• [PROBLEM REQUIREMENTS]
Every record should be written out exactly, please.

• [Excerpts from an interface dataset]
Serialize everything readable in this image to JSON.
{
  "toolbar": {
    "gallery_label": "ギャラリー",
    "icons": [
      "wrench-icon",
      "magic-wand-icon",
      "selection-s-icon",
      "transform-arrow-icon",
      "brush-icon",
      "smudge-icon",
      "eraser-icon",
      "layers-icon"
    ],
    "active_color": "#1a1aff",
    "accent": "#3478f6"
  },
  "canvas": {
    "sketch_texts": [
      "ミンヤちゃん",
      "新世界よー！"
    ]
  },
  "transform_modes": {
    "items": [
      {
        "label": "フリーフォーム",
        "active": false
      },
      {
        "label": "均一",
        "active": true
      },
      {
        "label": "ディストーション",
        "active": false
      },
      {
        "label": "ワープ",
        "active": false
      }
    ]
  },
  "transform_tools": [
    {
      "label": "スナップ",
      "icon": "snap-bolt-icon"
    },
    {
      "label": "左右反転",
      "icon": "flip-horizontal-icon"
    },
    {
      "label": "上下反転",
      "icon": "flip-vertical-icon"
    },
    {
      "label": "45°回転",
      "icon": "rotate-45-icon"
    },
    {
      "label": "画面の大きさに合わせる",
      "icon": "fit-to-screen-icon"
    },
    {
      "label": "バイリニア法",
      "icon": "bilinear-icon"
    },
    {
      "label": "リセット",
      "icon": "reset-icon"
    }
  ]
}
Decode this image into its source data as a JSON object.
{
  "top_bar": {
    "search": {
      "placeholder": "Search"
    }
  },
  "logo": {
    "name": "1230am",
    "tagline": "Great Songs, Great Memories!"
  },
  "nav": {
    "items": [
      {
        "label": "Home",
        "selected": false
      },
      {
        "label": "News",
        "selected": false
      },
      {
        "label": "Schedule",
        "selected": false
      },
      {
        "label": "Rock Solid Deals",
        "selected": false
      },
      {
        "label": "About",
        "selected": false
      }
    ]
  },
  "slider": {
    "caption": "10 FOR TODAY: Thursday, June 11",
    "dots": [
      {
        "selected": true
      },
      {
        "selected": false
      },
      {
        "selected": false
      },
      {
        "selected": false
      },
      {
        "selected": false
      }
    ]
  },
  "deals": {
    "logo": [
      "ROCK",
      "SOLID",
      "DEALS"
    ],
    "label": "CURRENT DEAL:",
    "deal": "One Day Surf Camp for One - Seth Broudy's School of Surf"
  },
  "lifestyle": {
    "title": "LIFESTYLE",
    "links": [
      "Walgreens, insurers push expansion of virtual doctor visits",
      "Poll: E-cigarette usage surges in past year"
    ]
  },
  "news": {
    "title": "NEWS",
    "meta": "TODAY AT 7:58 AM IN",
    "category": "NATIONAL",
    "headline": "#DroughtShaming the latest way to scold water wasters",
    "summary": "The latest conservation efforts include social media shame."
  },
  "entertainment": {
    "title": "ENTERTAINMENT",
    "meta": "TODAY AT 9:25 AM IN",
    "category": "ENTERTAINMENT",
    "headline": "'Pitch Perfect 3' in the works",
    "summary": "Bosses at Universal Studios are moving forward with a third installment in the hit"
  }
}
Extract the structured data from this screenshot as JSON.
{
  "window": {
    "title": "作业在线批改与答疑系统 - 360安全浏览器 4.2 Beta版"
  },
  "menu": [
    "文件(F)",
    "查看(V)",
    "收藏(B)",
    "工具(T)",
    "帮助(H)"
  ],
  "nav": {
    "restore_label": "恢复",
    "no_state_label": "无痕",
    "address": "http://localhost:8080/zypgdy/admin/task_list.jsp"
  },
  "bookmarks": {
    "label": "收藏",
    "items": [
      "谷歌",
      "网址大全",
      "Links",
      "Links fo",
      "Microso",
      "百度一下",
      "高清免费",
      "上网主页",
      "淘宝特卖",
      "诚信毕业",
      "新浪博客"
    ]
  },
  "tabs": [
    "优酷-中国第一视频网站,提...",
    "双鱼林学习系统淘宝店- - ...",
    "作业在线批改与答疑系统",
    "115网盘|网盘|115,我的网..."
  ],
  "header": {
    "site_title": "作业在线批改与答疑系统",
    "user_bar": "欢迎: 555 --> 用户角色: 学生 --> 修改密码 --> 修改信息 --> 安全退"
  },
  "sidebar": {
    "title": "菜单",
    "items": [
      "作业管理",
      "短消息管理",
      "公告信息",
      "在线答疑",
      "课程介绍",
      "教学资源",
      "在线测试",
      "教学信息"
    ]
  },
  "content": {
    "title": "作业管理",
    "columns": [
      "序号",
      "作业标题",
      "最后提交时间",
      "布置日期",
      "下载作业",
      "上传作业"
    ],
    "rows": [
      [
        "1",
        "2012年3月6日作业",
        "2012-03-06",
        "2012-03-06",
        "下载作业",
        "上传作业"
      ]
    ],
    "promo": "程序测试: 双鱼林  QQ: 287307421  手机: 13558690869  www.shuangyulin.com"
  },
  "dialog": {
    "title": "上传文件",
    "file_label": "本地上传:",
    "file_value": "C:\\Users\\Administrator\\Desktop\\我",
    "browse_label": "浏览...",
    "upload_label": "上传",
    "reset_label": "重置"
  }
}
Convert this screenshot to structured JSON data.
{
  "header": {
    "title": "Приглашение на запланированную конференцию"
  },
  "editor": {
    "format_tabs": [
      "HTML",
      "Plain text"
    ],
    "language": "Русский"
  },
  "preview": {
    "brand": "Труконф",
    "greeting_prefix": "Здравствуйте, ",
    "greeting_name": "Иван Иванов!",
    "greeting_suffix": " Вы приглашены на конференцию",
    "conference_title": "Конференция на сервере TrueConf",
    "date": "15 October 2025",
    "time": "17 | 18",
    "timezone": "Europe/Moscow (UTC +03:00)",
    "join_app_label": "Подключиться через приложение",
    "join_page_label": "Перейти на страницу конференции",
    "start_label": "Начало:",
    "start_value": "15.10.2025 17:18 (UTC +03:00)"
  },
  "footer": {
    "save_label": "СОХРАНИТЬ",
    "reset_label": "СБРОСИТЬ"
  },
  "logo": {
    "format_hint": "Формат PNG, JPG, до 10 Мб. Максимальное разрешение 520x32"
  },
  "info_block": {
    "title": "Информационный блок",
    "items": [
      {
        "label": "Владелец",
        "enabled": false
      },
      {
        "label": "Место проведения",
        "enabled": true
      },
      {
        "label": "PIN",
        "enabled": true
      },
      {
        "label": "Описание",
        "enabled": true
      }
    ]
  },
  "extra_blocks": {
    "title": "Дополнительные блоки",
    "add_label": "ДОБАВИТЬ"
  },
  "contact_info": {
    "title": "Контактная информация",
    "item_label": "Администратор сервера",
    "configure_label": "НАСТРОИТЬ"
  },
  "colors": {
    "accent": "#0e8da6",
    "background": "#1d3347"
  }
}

• [EXERCISE RESULT]
Serialize everything readable in this image to JSON.
{
  "toolbar": {
    "gallery_label": "ギャラリー",
    "icons": [
      "wrench-icon",
      "magic-wand-icon",
      "selection-s-icon",
      "transform-arrow-icon",
      "brush-icon",
      "smudge-icon",
      "eraser-icon",
      "layers-icon"
    ],
    "active_color": "#1a1aff",
    "accent": "#3478f6"
  },
  "canvas": {
    "sketch_texts": [
      "ミンヤちゃん",
      "新世界よー！"
    ]
  },
  "transform_modes": {
    "items": [
      {
        "label": "フリーフォーム",
        "active": false
      },
      {
        "label": "均一",
        "active": true
      },
      {
        "label": "ディストーション",
        "active": false
      },
      {
        "label": "ワープ",
        "active": false
      }
    ]
  },
  "transform_tools": [
    {
      "label": "スナップ",
      "icon": "snap-bolt-icon"
    },
    {
      "label": "左右反転",
      "icon": "flip-horizontal-icon"
    },
    {
      "label": "上下反転",
      "icon": "flip-vertical-icon"
    },
    {
      "label": "45°回転",
      "icon": "rotate-45-icon"
    },
    {
      "label": "画面の大きさに合わせる",
      "icon": "fit-to-screen-icon"
    },
    {
      "label": "バイリニア法",
      "icon": "bilinear-icon"
    },
    {
      "label": "リセット",
      "icon": "reset-icon"
    }
  ]
}
Decode this image into its source data as a JSON object.
{
  "top_bar": {
    "search": {
      "placeholder": "Search"
    }
  },
  "logo": {
    "name": "1230am",
    "tagline": "Great Songs, Great Memories!"
  },
  "nav": {
    "items": [
      {
        "label": "Home",
        "selected": false
      },
      {
        "label": "News",
        "selected": false
      },
      {
        "label": "Schedule",
        "selected": false
      },
      {
        "label": "Rock Solid Deals",
        "selected": false
      },
      {
        "label": "About",
        "selected": false
      }
    ]
  },
  "slider": {
    "caption": "10 FOR TODAY: Thursday, June 11",
    "dots": [
      {
        "selected": true
      },
      {
        "selected": false
      },
      {
        "selected": false
      },
      {
        "selected": false
      },
      {
        "selected": false
      }
    ]
  },
  "deals": {
    "logo": [
      "ROCK",
      "SOLID",
      "DEALS"
    ],
    "label": "CURRENT DEAL:",
    "deal": "One Day Surf Camp for One - Seth Broudy's School of Surf"
  },
  "lifestyle": {
    "title": "LIFESTYLE",
    "links": [
      "Walgreens, insurers push expansion of virtual doctor visits",
      "Poll: E-cigarette usage surges in past year"
    ]
  },
  "news": {
    "title": "NEWS",
    "meta": "TODAY AT 7:58 AM IN",
    "category": "NATIONAL",
    "headline": "#DroughtShaming the latest way to scold water wasters",
    "summary": "The latest conservation efforts include social media shame."
  },
  "entertainment": {
    "title": "ENTERTAINMENT",
    "meta": "TODAY AT 9:25 AM IN",
    "category": "ENTERTAINMENT",
    "headline": "'Pitch Perfect 3' in the works",
    "summary": "Bosses at Universal Studios are moving forward with a third installment in the hit"
  }
}
Extract the structured data from this screenshot as JSON.
{
  "window": {
    "title": "作业在线批改与答疑系统 - 360安全浏览器 4.2 Beta版"
  },
  "menu": [
    "文件(F)",
    "查看(V)",
    "收藏(B)",
    "工具(T)",
    "帮助(H)"
  ],
  "nav": {
    "restore_label": "恢复",
    "no_state_label": "无痕",
    "address": "http://localhost:8080/zypgdy/admin/task_list.jsp"
  },
  "bookmarks": {
    "label": "收藏",
    "items": [
      "谷歌",
      "网址大全",
      "Links",
      "Links fo",
      "Microso",
      "百度一下",
      "高清免费",
      "上网主页",
      "淘宝特卖",
      "诚信毕业",
      "新浪博客"
    ]
  },
  "tabs": [
    "优酷-中国第一视频网站,提...",
    "双鱼林学习系统淘宝店- - ...",
    "作业在线批改与答疑系统",
    "115网盘|网盘|115,我的网..."
  ],
  "header": {
    "site_title": "作业在线批改与答疑系统",
    "user_bar": "欢迎: 555 --> 用户角色: 学生 --> 修改密码 --> 修改信息 --> 安全退"
  },
  "sidebar": {
    "title": "菜单",
    "items": [
      "作业管理",
      "短消息管理",
      "公告信息",
      "在线答疑",
      "课程介绍",
      "教学资源",
      "在线测试",
      "教学信息"
    ]
  },
  "content": {
    "title": "作业管理",
    "columns": [
      "序号",
      "作业标题",
      "最后提交时间",
      "布置日期",
      "下载作业",
      "上传作业"
    ],
    "rows": [
      [
        "1",
        "2012年3月6日作业",
        "2012-03-06",
        "2012-03-06",
        "下载作业",
        "上传作业"
      ]
    ],
    "promo": "程序测试: 双鱼林  QQ: 287307421  手机: 13558690869  www.shuangyulin.com"
  },
  "dialog": {
    "title": "上传文件",
    "file_label": "本地上传:",
    "file_value": "C:\\Users\\Administrator\\Desktop\\我",
    "browse_label": "浏览...",
    "upload_label": "上传",
    "reset_label": "重置"
  }
}
Convert this screenshot to structured JSON data.
{
  "header": {
    "title": "Приглашение на запланированную конференцию"
  },
  "editor": {
    "format_tabs": [
      "HTML",
      "Plain text"
    ],
    "language": "Русский"
  },
  "preview": {
    "brand": "Труконф",
    "greeting_prefix": "Здравствуйте, ",
    "greeting_name": "Иван Иванов!",
    "greeting_suffix": " Вы приглашены на конференцию",
    "conference_title": "Конференция на сервере TrueConf",
    "date": "15 October 2025",
    "time": "17 | 18",
    "timezone": "Europe/Moscow (UTC +03:00)",
    "join_app_label": "Подключиться через приложение",
    "join_page_label": "Перейти на страницу конференции",
    "start_label": "Начало:",
    "start_value": "15.10.2025 17:18 (UTC +03:00)"
  },
  "footer": {
    "save_label": "СОХРАНИТЬ",
    "reset_label": "СБРОСИТЬ"
  },
  "logo": {
    "format_hint": "Формат PNG, JPG, до 10 Мб. Максимальное разрешение 520x32"
  },
  "info_block": {
    "title": "Информационный блок",
    "items": [
      {
        "label": "Владелец",
        "enabled": false
      },
      {
        "label": "Место проведения",
        "enabled": true
      },
      {
        "label": "PIN",
        "enabled": true
      },
      {
        "label": "Описание",
        "enabled": true
      }
    ]
  },
  "extra_blocks": {
    "title": "Дополнительные блоки",
    "add_label": "ДОБАВИТЬ"
  },
  "contact_info": {
    "title": "Контактная информация",
    "item_label": "Администратор сервера",
    "configure_label": "НАСТРОИТЬ"
  },
  "colors": {
    "accent": "#0e8da6",
    "background": "#1d3347"
  }
}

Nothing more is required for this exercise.